Moldova is the poorest country in Europe. Its gross domestic product per capita stands at only $5,200. Around 20 percent of Moldova’s 3.5 million people are poor. There are several causes of poverty in Moldova. Here are a few:
Limited agricultural investment
Poverty is more common among farming families. The country’s history can partly explain why this is.
When Moldova gained independence from the Soviet Union in 1991, the government divided a lot of agricultural land into plots too small to be commercially viable. The small size of the plots–most under 2.5 hectares–meant farmers had to depend on manual labor instead of large, advanced machinery and technology. This led to inefficiencies and poor yields compared to the land’s potential.
Rural Moldovans continue to lack access to new technology, agricultural support services and financial services, which shackles them to a life of subsistence farming. With extension services, they could better contribute to agriculture’s share of Moldova’s GDP, which is around 14 percent.

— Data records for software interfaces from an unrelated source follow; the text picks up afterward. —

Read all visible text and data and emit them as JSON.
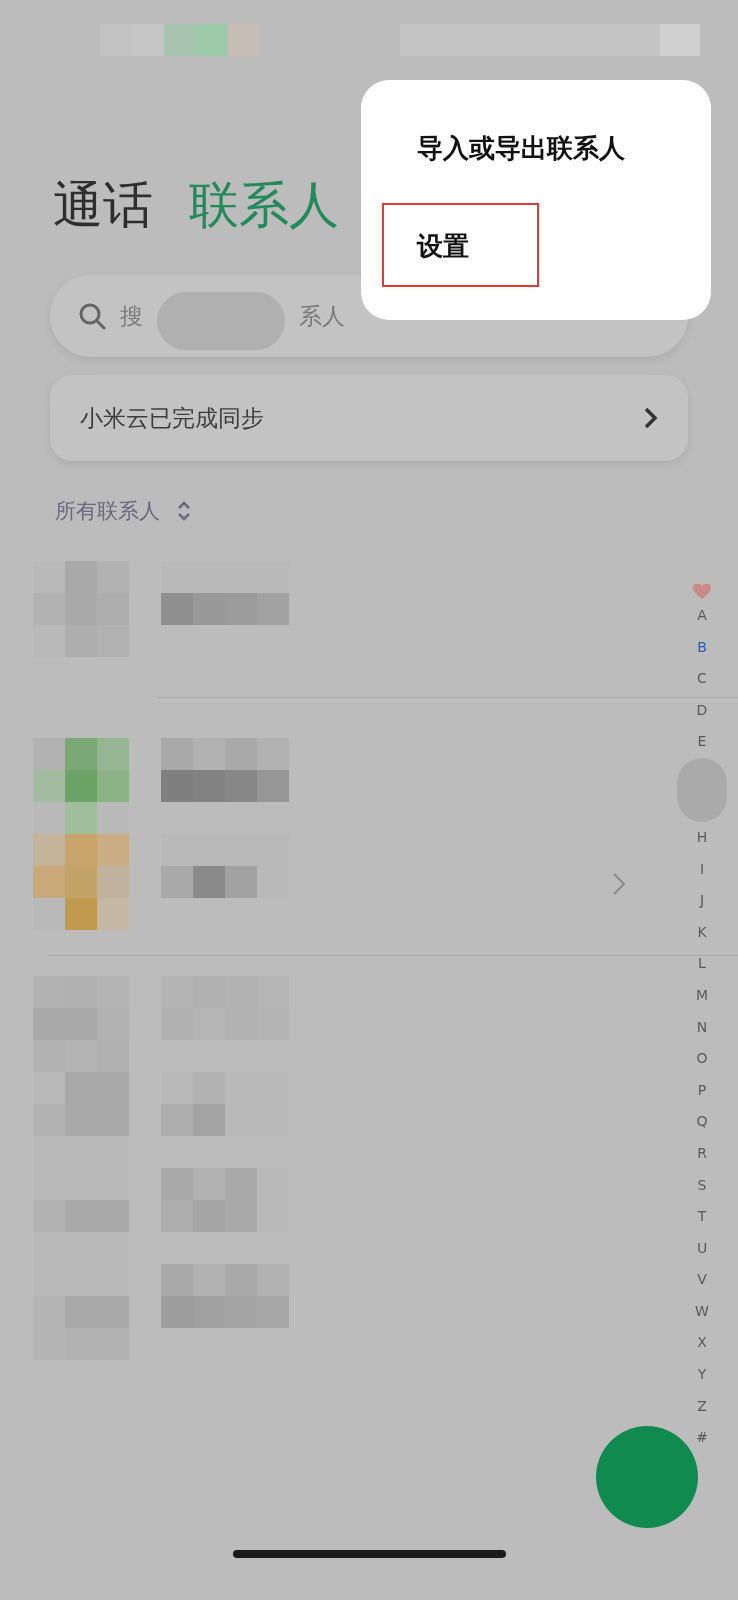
{
  "header": {
    "tabs": [
      {
        "label": "通话",
        "selected": false
      },
      {
        "label": "联系人",
        "selected": true
      }
    ]
  },
  "search": {
    "placeholder_parts": [
      "搜",
      "系人"
    ]
  },
  "sync_banner": {
    "text": "小米云已完成同步"
  },
  "filter": {
    "label": "所有联系人"
  },
  "menu": {
    "items": [
      {
        "label": "导入或导出联系人",
        "highlighted": false
      },
      {
        "label": "设置",
        "highlighted": true
      }
    ]
  },
  "index_bar": {
    "letters": [
      {
        "label": "A",
        "selected": false
      },
      {
        "label": "B",
        "selected": true
      },
      {
        "label": "C",
        "selected": false
      },
      {
        "label": "D",
        "selected": false
      },
      {
        "label": "E",
        "selected": false
      },
      {
        "label": "H",
        "selected": false
      },
      {
        "label": "I",
        "selected": false
      },
      {
        "label": "J",
        "selected": false
      },
      {
        "label": "K",
        "selected": false
      },
      {
        "label": "L",
        "selected": false
      },
      {
        "label": "M",
        "selected": false
      },
      {
        "label": "N",
        "selected": false
      },
      {
        "label": "O",
        "selected": false
      },
      {
        "label": "P",
        "selected": false
      },
      {
        "label": "Q",
        "selected": false
      },
      {
        "label": "R",
        "selected": false
      },
      {
        "label": "S",
        "selected": false
      },
      {
        "label": "T",
        "selected": false
      },
      {
        "label": "U",
        "selected": false
      },
      {
        "label": "V",
        "selected": false
      },
      {
        "label": "W",
        "selected": false
      },
      {
        "label": "X",
        "selected": false
      },
      {
        "label": "Y",
        "selected": false
      },
      {
        "label": "Z",
        "selected": false
      },
      {
        "label": "#",
        "selected": false
      }
    ]
  }
}
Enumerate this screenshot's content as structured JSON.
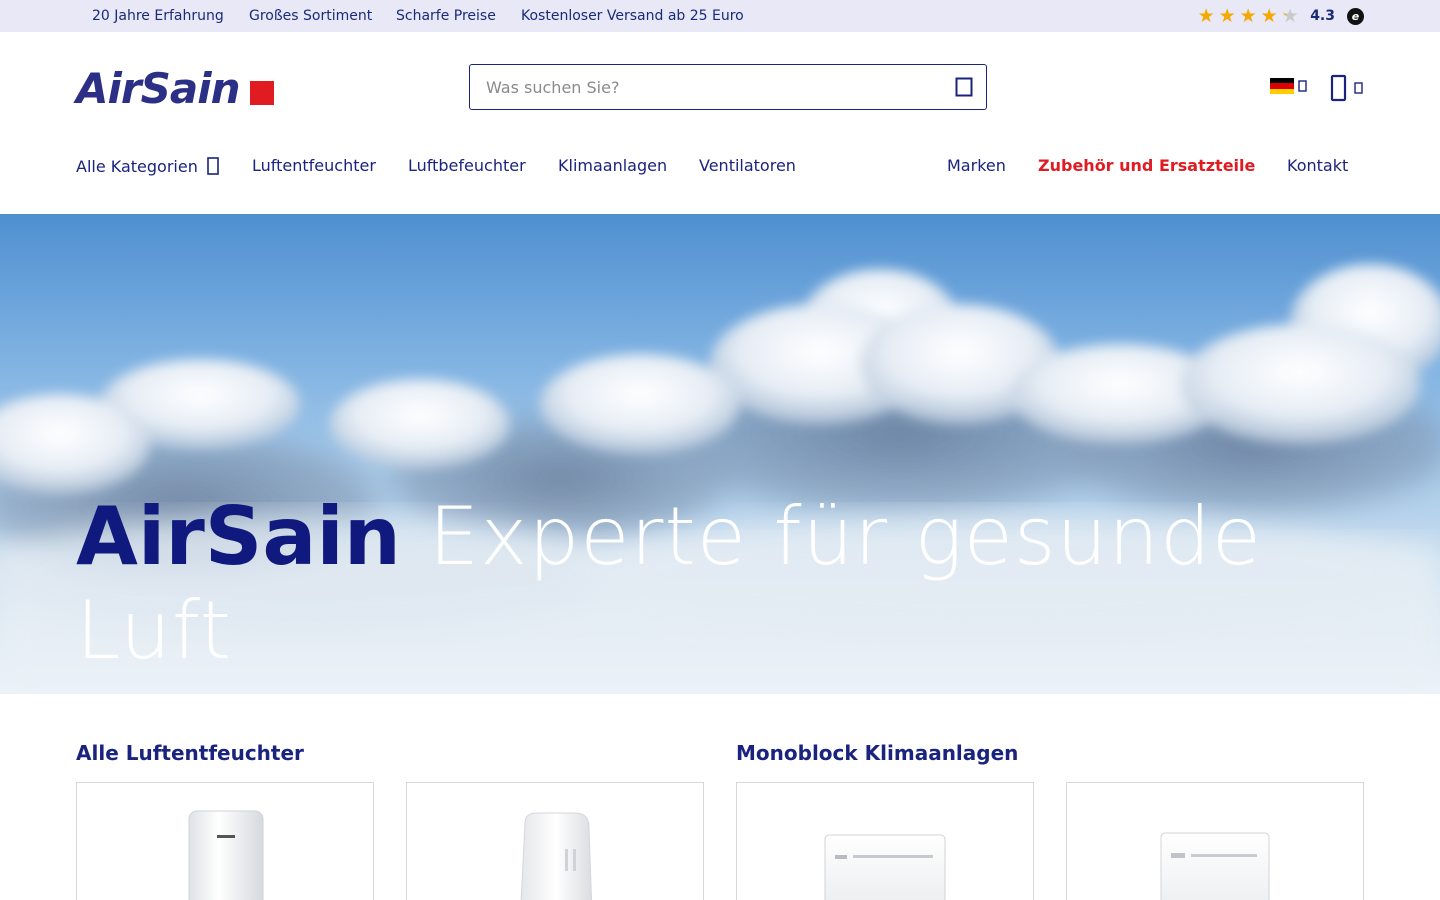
{
  "topbar": {
    "usps": [
      "20 Jahre Erfahrung",
      "Großes Sortiment",
      "Scharfe Preise",
      "Kostenloser Versand ab 25 Euro"
    ],
    "rating": {
      "value": "4.3",
      "stars": 4.3,
      "max_stars": 5,
      "badge": "e"
    }
  },
  "header": {
    "logo": {
      "text": "AirSain",
      "brand_color": "#2b2f86",
      "accent_color": "#e01b22"
    },
    "search": {
      "placeholder": "Was suchen Sie?",
      "icon": "search-icon"
    },
    "language": {
      "flag": "germany-flag-icon",
      "icon": "chevron-down-icon"
    },
    "cart": {
      "icon": "cart-icon"
    }
  },
  "nav": {
    "left": [
      {
        "label": "Alle Kategorien",
        "icon": "chevron-down-icon"
      },
      {
        "label": "Luftentfeuchter"
      },
      {
        "label": "Luftbefeuchter"
      },
      {
        "label": "Klimaanlagen"
      },
      {
        "label": "Ventilatoren"
      }
    ],
    "right": [
      {
        "label": "Marken"
      },
      {
        "label": "Zubehör und Ersatzteile",
        "accent": true
      },
      {
        "label": "Kontakt"
      }
    ],
    "accent_color": "#e01b22"
  },
  "hero": {
    "brand": "AirSain",
    "tagline": "Experte für gesunde Luft",
    "brand_color": "#101a7e"
  },
  "sections": [
    {
      "title": "Alle Luftentfeuchter",
      "products": [
        "dehumidifier-image",
        "dehumidifier-image"
      ]
    },
    {
      "title": "Monoblock Klimaanlagen",
      "products": [
        "air-conditioner-image",
        "air-conditioner-image"
      ]
    }
  ]
}
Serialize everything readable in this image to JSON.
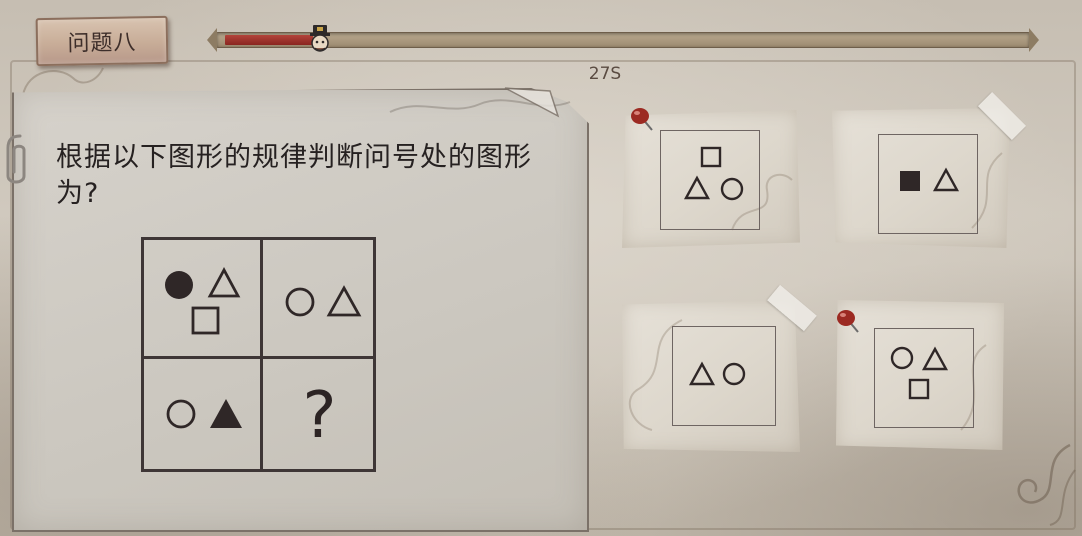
{
  "header": {
    "title": "问题八",
    "timer_text": "27S",
    "progress_fraction": 0.11
  },
  "question": {
    "text": "根据以下图形的规律判断问号处的图形为?",
    "grid": [
      {
        "cell": "top-left",
        "shapes": [
          "filled-circle",
          "outline-triangle",
          "outline-square"
        ]
      },
      {
        "cell": "top-right",
        "shapes": [
          "outline-circle",
          "outline-triangle"
        ]
      },
      {
        "cell": "bottom-left",
        "shapes": [
          "outline-circle",
          "filled-triangle"
        ]
      },
      {
        "cell": "bottom-right",
        "text": "?"
      }
    ]
  },
  "answers": [
    {
      "id": "a",
      "shapes": [
        "outline-square",
        "outline-triangle",
        "outline-circle"
      ],
      "attachment": "red-pin"
    },
    {
      "id": "b",
      "shapes": [
        "filled-square",
        "outline-triangle"
      ],
      "attachment": "tape"
    },
    {
      "id": "c",
      "shapes": [
        "outline-triangle",
        "outline-circle"
      ],
      "attachment": "tape"
    },
    {
      "id": "d",
      "shapes": [
        "outline-circle",
        "outline-triangle",
        "outline-square"
      ],
      "attachment": "red-pin"
    }
  ],
  "colors": {
    "ink": "#2f2727",
    "progress_fill": "#a3362f",
    "pin_red": "#9c2a22"
  }
}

A lack of agricultural investment is not the only cause of poverty in Moldova. Sometimes, families, businesses and entrepreneurs have goods, but they do not have reliable buyers.
Countries that Moldova would usually trade with have imposed strict sanctions or all-out bans on products from the small nation. Russia has repeatedly rejected Moldovan goods, such as wine, fruit and vegetables, by stating they do not meet its high quality standards.

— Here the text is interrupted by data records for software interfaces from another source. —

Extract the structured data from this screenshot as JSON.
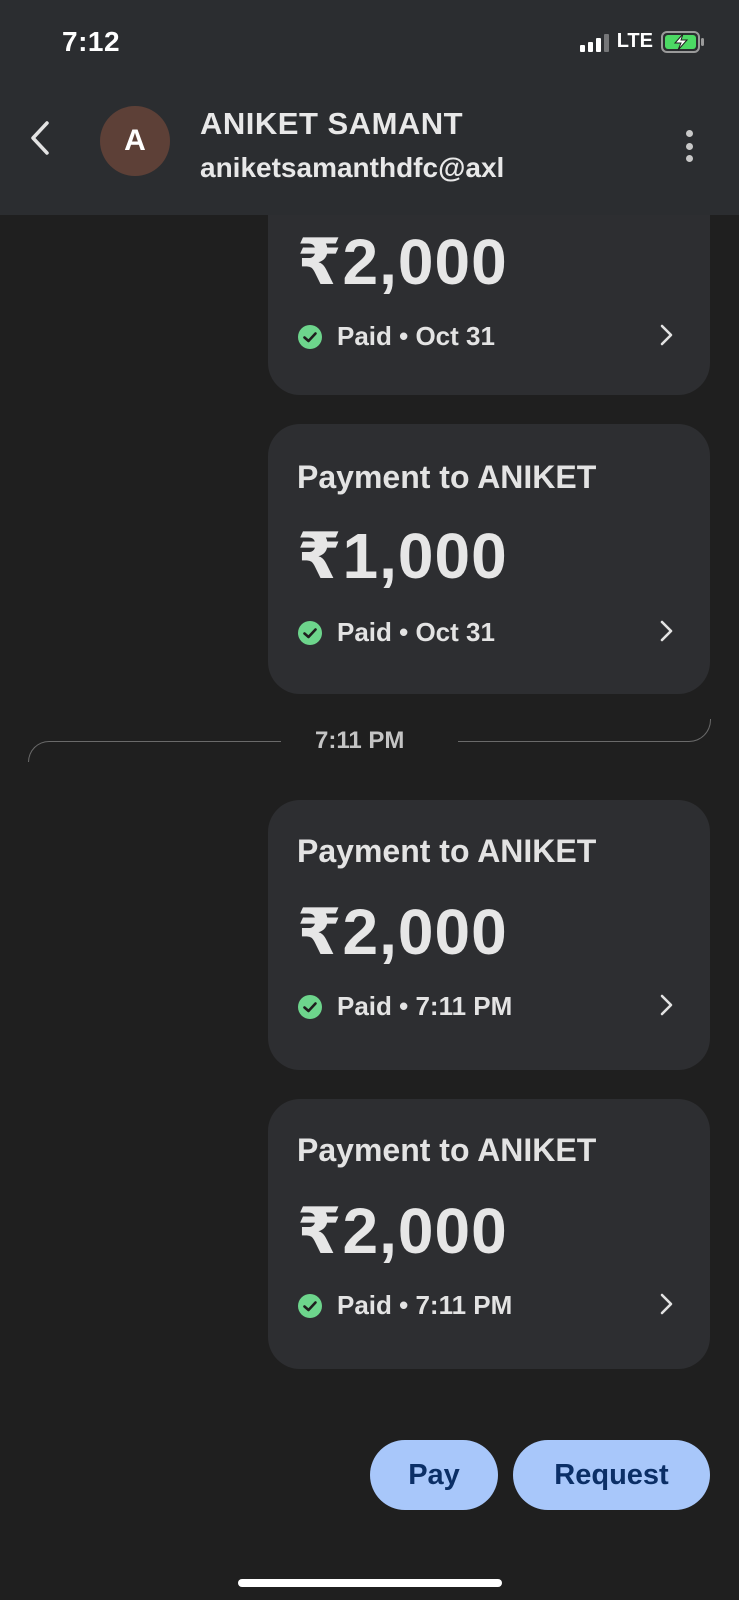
{
  "status_bar": {
    "time": "7:12",
    "network": "LTE",
    "icons": [
      "signal-icon",
      "battery-charging-icon"
    ]
  },
  "header": {
    "back_icon": "chevron-left-icon",
    "avatar_initial": "A",
    "avatar_color": "#5d4037",
    "contact_name": "ANIKET SAMANT",
    "contact_upi": "aniketsamanthdfc@axl",
    "menu_icon": "more-vertical-icon"
  },
  "messages": [
    {
      "title": "",
      "amount": "₹2,000",
      "status": "Paid • Oct 31"
    },
    {
      "title": "Payment to ANIKET",
      "amount": "₹1,000",
      "status": "Paid • Oct 31"
    },
    {
      "title": "Payment to ANIKET",
      "amount": "₹2,000",
      "status": "Paid • 7:11 PM"
    },
    {
      "title": "Payment to ANIKET",
      "amount": "₹2,000",
      "status": "Paid • 7:11 PM"
    }
  ],
  "time_divider": "7:11 PM",
  "actions": {
    "pay_label": "Pay",
    "request_label": "Request"
  },
  "colors": {
    "background": "#1f1f1f",
    "header_background": "#2b2d30",
    "card_background": "#2d2e31",
    "paid_check": "#6dd58c",
    "button_background": "#a8c7fa",
    "button_text": "#0b2f66",
    "battery_charging": "#4cd964"
  }
}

This closed market took a toll on the Moldovan economy, which in turn trickles down to negatively affect citizens. Before the embargo in 2014, 90 percent of Moldova’s apples went to Russia. Now they are sent to other countries that buy them at lower prices.

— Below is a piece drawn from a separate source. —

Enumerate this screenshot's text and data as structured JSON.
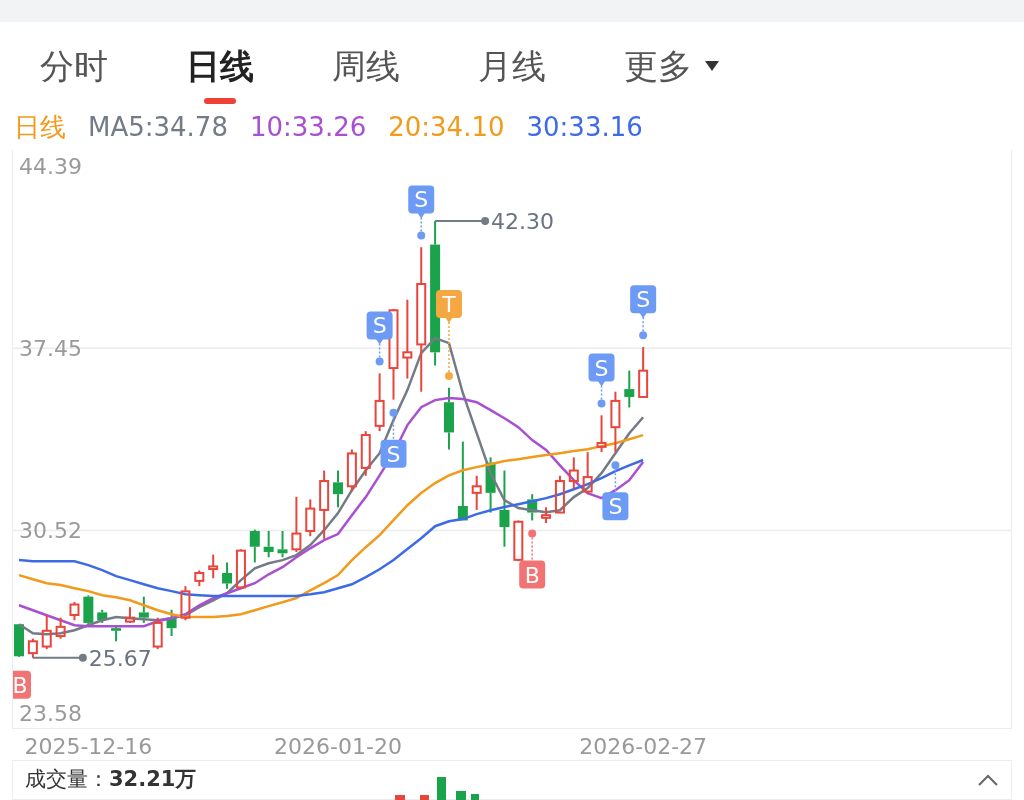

Corrupt oligarchs and politicians rob citizens of money. In 2015, $1 billion — or about one-eighth of the country’s GDP — was stolen from the country’s three largest banks. Around 40 people, including a former prime minister, either helped or benefited from the massive theft.
The capital city’s mayor, the transportation minister, the agriculture minister, the deputy economic minister, the environmental minister and other public officials face corruption or embezzlement accusations. The many officials facing these charges do not appear to have the general public’s best interest in mind.
Corruption in Moldova makes it difficult for people to succeed in business. Around 30 percent of all companies reported that public authorities requested bribes at least once per year to pass inspections, get permits, obtain utilities access or secure an operating license. The cost of electricity in the country is nearly double the price in the rest of the region, according to the GAN Business Anti-Corruption Portal. These oppressive practices stifle Moldova’s business environment and rank among the causes of poverty in Moldova.
Weak social systems
UNICEF reports that Moldova has a social protection system that comprises 15 benefits and services. But just one of these benefits is for the poor. Furthermore, money earmarked for the poor does not always end up in the right hands. A state report found that 17 percent of social assistance is used inefficiently and goes to families with high incomes.
Adding pressure to government financial resources is an aging population. Low wages, limited educational opportunities and poor job prospects push young Moldovans to leave their home country. Moreover, the birth rate is too low to replenish the population that is lost.
These factors create a disproportionate number of elderly people in the population. The high proportion of the country’s elderly is putting pressure on the country’s pension system.
The government is considering increasing the retirement age to lessen its financial burden, but there are not a lot of jobs for people to get. The labor participation rate was a mere 42 percent in 2016.
Causes of poverty in Moldova include limited agricultural investments, trade restrictions, government corruption and a weak social system. But, the government of Moldova is committed to helping alleviate poverty.
The government works with International Fund for Agricultural Development (IFAD) to create microfinance opportunities for farmers, which supports agricultural investment and can increase farmers’ returns. IFAD has also invested in agro-processing to ensure farmers prepare their goods for domestic and international markets.
Moldova is also making progress in regards to corruption. Parliament passed a new law on prosecution in 2016. It helps in the fight against corruption by strengthening prosecutor independence and doubling salaries, so prosecutors are less prone to accept bribes.
More evidence of the government’s goal to reduce poverty is its “Moldova 2020” National Development Strategy. The strategy details how reforming the pension system and developing the labor market will contribute to poverty rate reduction.
As the above examples demonstrate, leaders have set their sights on fixing the underlying causes of poverty in Moldova.
– Kristen Reesor